Serving the Great Lakes region, ReNEW will aim to turn waste into wealth by determining how to remove dangerous forever chemicals (such as PFAS), valuable minerals (such as lithium) and nutrients (such as nitrogen) from wastewater. Then, American manufacturers can reuse these extracted valuable minerals to enable domestic production of batteries and fertilizers, almost all of which are currently imported.
The Great Lakes Water Innovation Engine is geographically centered on an ecoregion that holds 90% of the fresh water in the United States. Forty million residents of the United States and Canada depend on the Great Lakes for clean drinking water. Built on strong and evolving partnerships across academia, government and end users in industry and utilities, the Engine will develop intelligent water resource recovery system testbeds at multiple scales to demonstrate, integrate and deploy these novel technologies to support sustainable water-intensive industry that is growing in this region.
“ReNEW is the culmination of our concerted efforts to develop water research capability at Northwestern, in Chicago, and across the Great Lakes over the last 10 years,” Packman said. “ReNEW will enable us to implement recent research advances from Northwestern to solve Great Lakes water challenges. It greatly extends the reach and impact of Northwestern water research.”
Great Lakes ReNEW’s 50 partners span research institutions, industry, investors, government and nonprofit organizations — all united by a shared goal to develop and commercialize better technologies to remove impurities from water and extract resources from wastewater.
ReNEW is backed by six Great Lakes states: Illinois, Indiana, Michigan, Minnesota, Ohio and Wisconsin. Illinois’ support includes $2 million in state funding for the innovation engine.

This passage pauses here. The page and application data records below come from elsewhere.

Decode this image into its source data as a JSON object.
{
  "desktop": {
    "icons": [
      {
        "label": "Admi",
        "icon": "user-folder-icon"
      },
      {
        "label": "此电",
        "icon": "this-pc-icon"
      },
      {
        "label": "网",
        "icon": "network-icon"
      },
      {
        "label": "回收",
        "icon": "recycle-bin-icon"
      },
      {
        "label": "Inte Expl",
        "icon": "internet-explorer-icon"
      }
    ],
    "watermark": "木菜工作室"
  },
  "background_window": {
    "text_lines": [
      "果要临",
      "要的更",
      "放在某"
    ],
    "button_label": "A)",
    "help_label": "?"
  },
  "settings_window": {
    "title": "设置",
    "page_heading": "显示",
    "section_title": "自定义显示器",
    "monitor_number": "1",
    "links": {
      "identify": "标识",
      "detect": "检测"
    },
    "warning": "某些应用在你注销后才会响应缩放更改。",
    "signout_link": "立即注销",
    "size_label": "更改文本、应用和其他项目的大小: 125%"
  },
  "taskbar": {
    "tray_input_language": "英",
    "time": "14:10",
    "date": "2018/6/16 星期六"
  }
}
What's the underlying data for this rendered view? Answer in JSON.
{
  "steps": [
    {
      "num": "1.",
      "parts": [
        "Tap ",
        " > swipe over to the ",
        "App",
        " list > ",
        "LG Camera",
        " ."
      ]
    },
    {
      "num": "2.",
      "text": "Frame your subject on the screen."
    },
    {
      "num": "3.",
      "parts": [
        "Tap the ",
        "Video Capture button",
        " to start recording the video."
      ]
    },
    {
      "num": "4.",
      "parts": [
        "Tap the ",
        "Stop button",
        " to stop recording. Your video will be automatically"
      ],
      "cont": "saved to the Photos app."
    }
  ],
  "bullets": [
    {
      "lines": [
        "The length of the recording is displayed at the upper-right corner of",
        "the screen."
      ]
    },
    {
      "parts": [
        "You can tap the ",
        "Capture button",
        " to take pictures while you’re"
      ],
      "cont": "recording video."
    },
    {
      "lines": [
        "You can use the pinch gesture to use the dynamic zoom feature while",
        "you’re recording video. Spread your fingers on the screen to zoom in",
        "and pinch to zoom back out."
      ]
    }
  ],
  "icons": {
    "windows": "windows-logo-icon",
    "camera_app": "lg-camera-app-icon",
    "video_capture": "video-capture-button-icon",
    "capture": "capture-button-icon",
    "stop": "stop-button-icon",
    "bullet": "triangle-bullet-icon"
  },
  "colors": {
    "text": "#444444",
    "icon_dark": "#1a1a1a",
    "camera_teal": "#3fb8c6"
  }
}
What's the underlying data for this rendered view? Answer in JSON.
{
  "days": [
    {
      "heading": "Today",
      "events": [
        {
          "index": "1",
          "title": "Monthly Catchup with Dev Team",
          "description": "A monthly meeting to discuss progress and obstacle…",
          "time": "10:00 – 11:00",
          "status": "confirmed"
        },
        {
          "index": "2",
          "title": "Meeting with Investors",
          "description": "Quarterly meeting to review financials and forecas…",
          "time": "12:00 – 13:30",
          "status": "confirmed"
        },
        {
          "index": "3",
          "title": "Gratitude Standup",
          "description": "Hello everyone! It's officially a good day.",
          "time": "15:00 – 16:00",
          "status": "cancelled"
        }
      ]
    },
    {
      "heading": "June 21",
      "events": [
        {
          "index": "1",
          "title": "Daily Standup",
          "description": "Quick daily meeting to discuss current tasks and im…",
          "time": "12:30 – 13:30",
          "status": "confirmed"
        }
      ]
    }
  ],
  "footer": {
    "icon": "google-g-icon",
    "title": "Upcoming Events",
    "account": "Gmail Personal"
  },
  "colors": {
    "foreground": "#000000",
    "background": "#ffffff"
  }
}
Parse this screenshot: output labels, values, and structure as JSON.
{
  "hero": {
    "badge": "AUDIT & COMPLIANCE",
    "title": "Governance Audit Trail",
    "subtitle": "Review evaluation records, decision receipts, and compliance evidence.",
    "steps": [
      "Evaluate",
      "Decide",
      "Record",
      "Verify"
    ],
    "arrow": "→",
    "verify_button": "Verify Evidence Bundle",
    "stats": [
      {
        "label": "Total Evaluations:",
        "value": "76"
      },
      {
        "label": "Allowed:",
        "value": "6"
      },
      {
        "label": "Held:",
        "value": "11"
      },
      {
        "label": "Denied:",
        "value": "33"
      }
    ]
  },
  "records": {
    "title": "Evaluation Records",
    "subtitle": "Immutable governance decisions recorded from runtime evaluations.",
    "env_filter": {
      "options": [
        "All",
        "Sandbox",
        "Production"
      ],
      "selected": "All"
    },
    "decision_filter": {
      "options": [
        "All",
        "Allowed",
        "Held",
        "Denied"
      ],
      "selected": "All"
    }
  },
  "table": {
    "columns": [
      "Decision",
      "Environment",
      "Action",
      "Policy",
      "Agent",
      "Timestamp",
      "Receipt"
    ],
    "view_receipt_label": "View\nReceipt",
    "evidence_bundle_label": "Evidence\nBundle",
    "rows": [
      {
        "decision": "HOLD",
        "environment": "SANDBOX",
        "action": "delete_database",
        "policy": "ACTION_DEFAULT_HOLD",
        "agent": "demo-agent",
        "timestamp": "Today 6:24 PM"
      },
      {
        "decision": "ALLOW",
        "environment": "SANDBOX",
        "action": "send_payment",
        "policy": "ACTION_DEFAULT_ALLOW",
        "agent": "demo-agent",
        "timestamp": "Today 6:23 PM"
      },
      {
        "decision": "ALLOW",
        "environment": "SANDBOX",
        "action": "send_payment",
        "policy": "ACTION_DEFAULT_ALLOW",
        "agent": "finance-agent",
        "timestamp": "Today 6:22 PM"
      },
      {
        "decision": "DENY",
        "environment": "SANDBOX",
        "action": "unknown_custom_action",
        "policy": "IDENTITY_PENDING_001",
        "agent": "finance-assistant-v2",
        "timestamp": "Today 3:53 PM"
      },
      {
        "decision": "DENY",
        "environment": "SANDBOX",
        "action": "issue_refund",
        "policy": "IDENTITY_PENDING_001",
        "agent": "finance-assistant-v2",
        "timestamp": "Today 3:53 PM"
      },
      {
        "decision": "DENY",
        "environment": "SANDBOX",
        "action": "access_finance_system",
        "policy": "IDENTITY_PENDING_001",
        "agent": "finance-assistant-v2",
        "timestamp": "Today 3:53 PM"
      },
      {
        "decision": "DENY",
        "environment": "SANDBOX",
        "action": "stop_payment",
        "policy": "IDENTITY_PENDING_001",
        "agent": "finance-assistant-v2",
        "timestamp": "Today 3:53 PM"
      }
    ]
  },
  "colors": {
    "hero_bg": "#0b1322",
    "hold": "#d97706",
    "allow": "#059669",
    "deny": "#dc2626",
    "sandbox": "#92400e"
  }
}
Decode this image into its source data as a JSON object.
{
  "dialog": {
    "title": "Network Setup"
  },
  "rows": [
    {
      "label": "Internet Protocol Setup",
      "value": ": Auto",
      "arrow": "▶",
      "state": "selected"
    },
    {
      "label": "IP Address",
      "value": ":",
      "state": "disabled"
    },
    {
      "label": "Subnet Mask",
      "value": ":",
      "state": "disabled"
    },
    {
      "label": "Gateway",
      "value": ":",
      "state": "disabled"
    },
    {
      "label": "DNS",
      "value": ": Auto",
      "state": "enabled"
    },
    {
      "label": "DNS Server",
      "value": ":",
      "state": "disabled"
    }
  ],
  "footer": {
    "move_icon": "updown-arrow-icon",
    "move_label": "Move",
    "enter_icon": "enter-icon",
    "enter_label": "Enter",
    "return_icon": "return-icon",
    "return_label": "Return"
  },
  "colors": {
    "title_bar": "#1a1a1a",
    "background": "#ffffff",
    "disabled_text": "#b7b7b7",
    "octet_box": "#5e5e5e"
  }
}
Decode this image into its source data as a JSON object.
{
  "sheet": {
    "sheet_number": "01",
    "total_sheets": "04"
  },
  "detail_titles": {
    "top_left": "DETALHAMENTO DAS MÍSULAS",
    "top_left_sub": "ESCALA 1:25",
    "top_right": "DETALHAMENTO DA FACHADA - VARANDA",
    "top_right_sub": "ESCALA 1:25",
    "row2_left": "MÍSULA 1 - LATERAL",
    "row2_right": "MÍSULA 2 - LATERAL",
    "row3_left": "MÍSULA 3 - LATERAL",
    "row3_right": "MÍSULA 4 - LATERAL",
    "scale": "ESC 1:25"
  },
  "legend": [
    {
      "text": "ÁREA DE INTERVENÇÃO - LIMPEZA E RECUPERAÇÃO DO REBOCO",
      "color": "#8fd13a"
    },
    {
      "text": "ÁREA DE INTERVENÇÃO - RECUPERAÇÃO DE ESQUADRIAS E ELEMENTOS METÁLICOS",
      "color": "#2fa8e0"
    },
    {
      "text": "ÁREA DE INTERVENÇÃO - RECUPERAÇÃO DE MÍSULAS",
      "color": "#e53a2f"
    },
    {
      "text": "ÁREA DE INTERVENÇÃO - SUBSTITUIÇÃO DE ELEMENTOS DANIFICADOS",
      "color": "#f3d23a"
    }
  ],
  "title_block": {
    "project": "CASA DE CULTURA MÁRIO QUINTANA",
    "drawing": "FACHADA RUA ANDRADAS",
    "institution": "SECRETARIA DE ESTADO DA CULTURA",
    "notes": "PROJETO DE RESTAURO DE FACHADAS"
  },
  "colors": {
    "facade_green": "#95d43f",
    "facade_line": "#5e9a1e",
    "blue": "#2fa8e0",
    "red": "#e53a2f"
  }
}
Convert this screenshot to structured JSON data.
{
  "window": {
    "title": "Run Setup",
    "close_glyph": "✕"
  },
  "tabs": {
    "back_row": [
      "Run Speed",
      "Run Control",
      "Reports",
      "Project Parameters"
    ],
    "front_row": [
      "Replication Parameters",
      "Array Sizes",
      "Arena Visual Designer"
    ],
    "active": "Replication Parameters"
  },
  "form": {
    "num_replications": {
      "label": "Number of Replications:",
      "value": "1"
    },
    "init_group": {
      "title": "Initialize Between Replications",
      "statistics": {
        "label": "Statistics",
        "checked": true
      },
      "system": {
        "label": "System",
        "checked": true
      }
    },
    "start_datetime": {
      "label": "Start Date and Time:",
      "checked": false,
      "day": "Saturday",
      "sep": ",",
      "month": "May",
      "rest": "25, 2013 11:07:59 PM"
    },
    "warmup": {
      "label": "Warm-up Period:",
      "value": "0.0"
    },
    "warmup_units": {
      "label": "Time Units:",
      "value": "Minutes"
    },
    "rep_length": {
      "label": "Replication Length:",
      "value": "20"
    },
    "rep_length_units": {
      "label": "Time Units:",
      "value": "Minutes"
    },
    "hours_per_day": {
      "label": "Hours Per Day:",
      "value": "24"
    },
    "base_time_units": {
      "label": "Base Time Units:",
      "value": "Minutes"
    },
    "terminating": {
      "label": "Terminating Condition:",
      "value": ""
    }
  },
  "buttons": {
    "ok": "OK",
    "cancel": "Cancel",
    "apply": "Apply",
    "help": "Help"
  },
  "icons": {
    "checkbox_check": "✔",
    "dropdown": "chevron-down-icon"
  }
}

“The Great Lakes are a vital natural resource for the health, wealth and security of our entire nation,” said Illinois Gov. JB Pritzker. “That’s why I’m thrilled that Current was selected to receive this federal award that will help transform our Great Lakes region. Thanks to investments like these, our top-tier workforce, and our industrial resources, we’re leading the clean water and energy revolution.”